▶ What is expected:
Apart from the images, reproduce all of the data word for word.

▶ Data records for software interfaces:
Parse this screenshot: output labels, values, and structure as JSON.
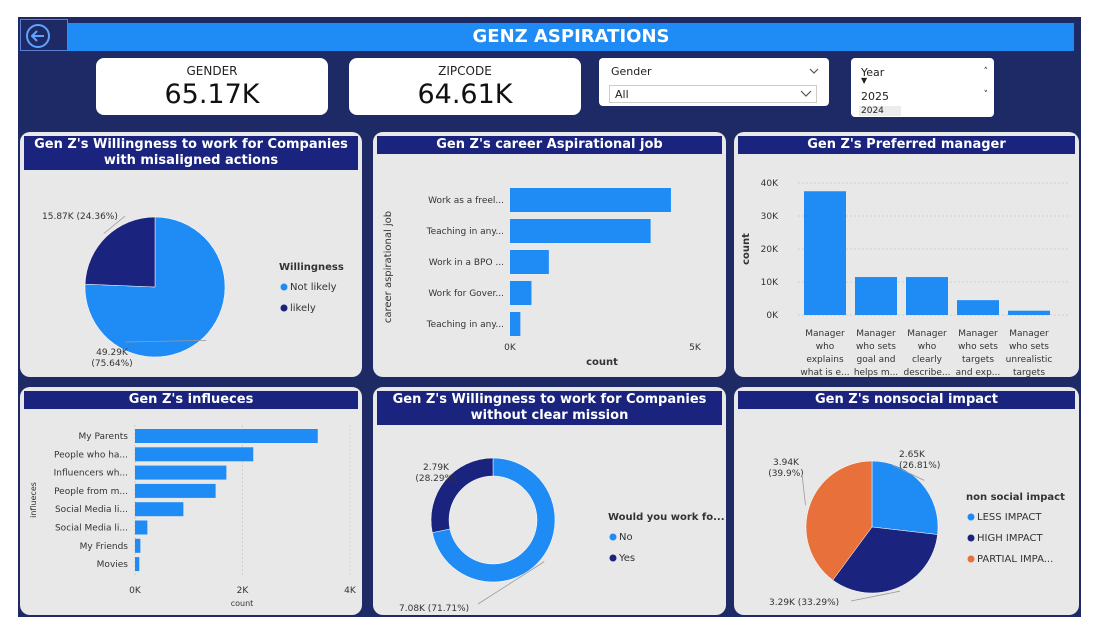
{
  "header": {
    "title": "GENZ ASPIRATIONS"
  },
  "cards": [
    {
      "label": "GENDER",
      "value": "65.17K"
    },
    {
      "label": "ZIPCODE",
      "value": "64.61K"
    }
  ],
  "slicers": {
    "gender": {
      "title": "Gender",
      "selected": "All"
    },
    "year": {
      "title": "Year",
      "items": [
        "2025",
        "2024"
      ]
    }
  },
  "colors": {
    "primary": "#1f8bf5",
    "dark": "#1a237e",
    "orange": "#e8703a",
    "panel": "#e8e8e8",
    "dashboard": "#1e2a66"
  },
  "chart_data": [
    {
      "id": "willingness_misaligned",
      "type": "pie",
      "title": "Gen Z's Willingness to work for Companies with misaligned actions",
      "legend_title": "Willingness",
      "legend_position": "right",
      "series": [
        {
          "name": "Not likely",
          "value": 49.29,
          "label": "49.29K\n(75.64%)",
          "color": "#1f8bf5"
        },
        {
          "name": "likely",
          "value": 15.87,
          "label": "15.87K (24.36%)",
          "color": "#1a237e"
        }
      ]
    },
    {
      "id": "career_aspirational",
      "type": "bar",
      "orientation": "horizontal",
      "title": "Gen Z's career Aspirational job",
      "xlabel": "count",
      "ylabel": "career aspirational job",
      "xlim": [
        0,
        5000
      ],
      "x_ticks": [
        "0K",
        "5K"
      ],
      "categories": [
        "Work as a freel...",
        "Teaching in any...",
        "Work in a BPO ...",
        "Work for Gover...",
        "Teaching in any..."
      ],
      "values": [
        4350,
        3800,
        1050,
        580,
        280
      ]
    },
    {
      "id": "preferred_manager",
      "type": "bar",
      "title": "Gen Z's Preferred manager",
      "ylabel": "count",
      "ylim": [
        0,
        40000
      ],
      "y_ticks": [
        "40K",
        "30K",
        "20K",
        "10K",
        "0K"
      ],
      "grid": true,
      "categories": [
        [
          "Manager",
          "who",
          "explains",
          "what is e..."
        ],
        [
          "Manager",
          "who sets",
          "goal and",
          "helps m..."
        ],
        [
          "Manager",
          "who",
          "clearly",
          "describe..."
        ],
        [
          "Manager",
          "who sets",
          "targets",
          "and exp..."
        ],
        [
          "Manager",
          "who sets",
          "unrealistic",
          "targets"
        ]
      ],
      "values": [
        37500,
        11500,
        11500,
        4500,
        1300
      ]
    },
    {
      "id": "influences",
      "type": "bar",
      "orientation": "horizontal",
      "title": "Gen Z's influeces",
      "xlabel": "count",
      "ylabel": "influeces",
      "xlim": [
        0,
        4000
      ],
      "x_ticks": [
        "0K",
        "2K",
        "4K"
      ],
      "grid": true,
      "categories": [
        "My Parents",
        "People who ha...",
        "Influencers wh...",
        "People from m...",
        "Social Media li...",
        "Social Media li...",
        "My Friends",
        "Movies"
      ],
      "values": [
        3400,
        2200,
        1700,
        1500,
        900,
        230,
        100,
        80
      ]
    },
    {
      "id": "willingness_mission",
      "type": "pie",
      "title": "Gen Z's Willingness to work for Companies without clear mission",
      "legend_title": "Would you work fo...",
      "legend_position": "right",
      "series": [
        {
          "name": "No",
          "value": 7.08,
          "label": "7.08K (71.71%)",
          "color": "#1f8bf5"
        },
        {
          "name": "Yes",
          "value": 2.79,
          "label": "2.79K\n(28.29%)",
          "color": "#1a237e"
        }
      ]
    },
    {
      "id": "nonsocial_impact",
      "type": "pie",
      "title": "Gen Z's nonsocial impact",
      "legend_title": "non social impact",
      "legend_position": "right",
      "series": [
        {
          "name": "LESS IMPACT",
          "value": 2.65,
          "label": "2.65K\n(26.81%)",
          "color": "#1f8bf5"
        },
        {
          "name": "HIGH IMPACT",
          "value": 3.29,
          "label": "3.29K (33.29%)",
          "color": "#1a237e"
        },
        {
          "name": "PARTIAL IMPA...",
          "value": 3.94,
          "label": "3.94K\n(39.9%)",
          "color": "#e8703a"
        }
      ]
    }
  ]
}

▶ Solution below:
Parse this screenshot: output labels, values, and structure as JSON.
{
  "header": {
    "title": "GENZ ASPIRATIONS"
  },
  "cards": [
    {
      "label": "GENDER",
      "value": "65.17K"
    },
    {
      "label": "ZIPCODE",
      "value": "64.61K"
    }
  ],
  "slicers": {
    "gender": {
      "title": "Gender",
      "selected": "All"
    },
    "year": {
      "title": "Year",
      "items": [
        "2025",
        "2024"
      ]
    }
  },
  "colors": {
    "primary": "#1f8bf5",
    "dark": "#1a237e",
    "orange": "#e8703a",
    "panel": "#e8e8e8",
    "dashboard": "#1e2a66"
  },
  "chart_data": [
    {
      "id": "willingness_misaligned",
      "type": "pie",
      "title": "Gen Z's Willingness to work for Companies with misaligned actions",
      "legend_title": "Willingness",
      "legend_position": "right",
      "series": [
        {
          "name": "Not likely",
          "value": 49.29,
          "label": "49.29K\n(75.64%)",
          "color": "#1f8bf5"
        },
        {
          "name": "likely",
          "value": 15.87,
          "label": "15.87K (24.36%)",
          "color": "#1a237e"
        }
      ]
    },
    {
      "id": "career_aspirational",
      "type": "bar",
      "orientation": "horizontal",
      "title": "Gen Z's career Aspirational job",
      "xlabel": "count",
      "ylabel": "career aspirational job",
      "xlim": [
        0,
        5000
      ],
      "x_ticks": [
        "0K",
        "5K"
      ],
      "categories": [
        "Work as a freel...",
        "Teaching in any...",
        "Work in a BPO ...",
        "Work for Gover...",
        "Teaching in any..."
      ],
      "values": [
        4350,
        3800,
        1050,
        580,
        280
      ]
    },
    {
      "id": "preferred_manager",
      "type": "bar",
      "title": "Gen Z's Preferred manager",
      "ylabel": "count",
      "ylim": [
        0,
        40000
      ],
      "y_ticks": [
        "40K",
        "30K",
        "20K",
        "10K",
        "0K"
      ],
      "grid": true,
      "categories": [
        [
          "Manager",
          "who",
          "explains",
          "what is e..."
        ],
        [
          "Manager",
          "who sets",
          "goal and",
          "helps m..."
        ],
        [
          "Manager",
          "who",
          "clearly",
          "describe..."
        ],
        [
          "Manager",
          "who sets",
          "targets",
          "and exp..."
        ],
        [
          "Manager",
          "who sets",
          "unrealistic",
          "targets"
        ]
      ],
      "values": [
        37500,
        11500,
        11500,
        4500,
        1300
      ]
    },
    {
      "id": "influences",
      "type": "bar",
      "orientation": "horizontal",
      "title": "Gen Z's influeces",
      "xlabel": "count",
      "ylabel": "influeces",
      "xlim": [
        0,
        4000
      ],
      "x_ticks": [
        "0K",
        "2K",
        "4K"
      ],
      "grid": true,
      "categories": [
        "My Parents",
        "People who ha...",
        "Influencers wh...",
        "People from m...",
        "Social Media li...",
        "Social Media li...",
        "My Friends",
        "Movies"
      ],
      "values": [
        3400,
        2200,
        1700,
        1500,
        900,
        230,
        100,
        80
      ]
    },
    {
      "id": "willingness_mission",
      "type": "pie",
      "title": "Gen Z's Willingness to work for Companies without clear mission",
      "legend_title": "Would you work fo...",
      "legend_position": "right",
      "series": [
        {
          "name": "No",
          "value": 7.08,
          "label": "7.08K (71.71%)",
          "color": "#1f8bf5"
        },
        {
          "name": "Yes",
          "value": 2.79,
          "label": "2.79K\n(28.29%)",
          "color": "#1a237e"
        }
      ]
    },
    {
      "id": "nonsocial_impact",
      "type": "pie",
      "title": "Gen Z's nonsocial impact",
      "legend_title": "non social impact",
      "legend_position": "right",
      "series": [
        {
          "name": "LESS IMPACT",
          "value": 2.65,
          "label": "2.65K\n(26.81%)",
          "color": "#1f8bf5"
        },
        {
          "name": "HIGH IMPACT",
          "value": 3.29,
          "label": "3.29K (33.29%)",
          "color": "#1a237e"
        },
        {
          "name": "PARTIAL IMPA...",
          "value": 3.94,
          "label": "3.94K\n(39.9%)",
          "color": "#e8703a"
        }
      ]
    }
  ]
}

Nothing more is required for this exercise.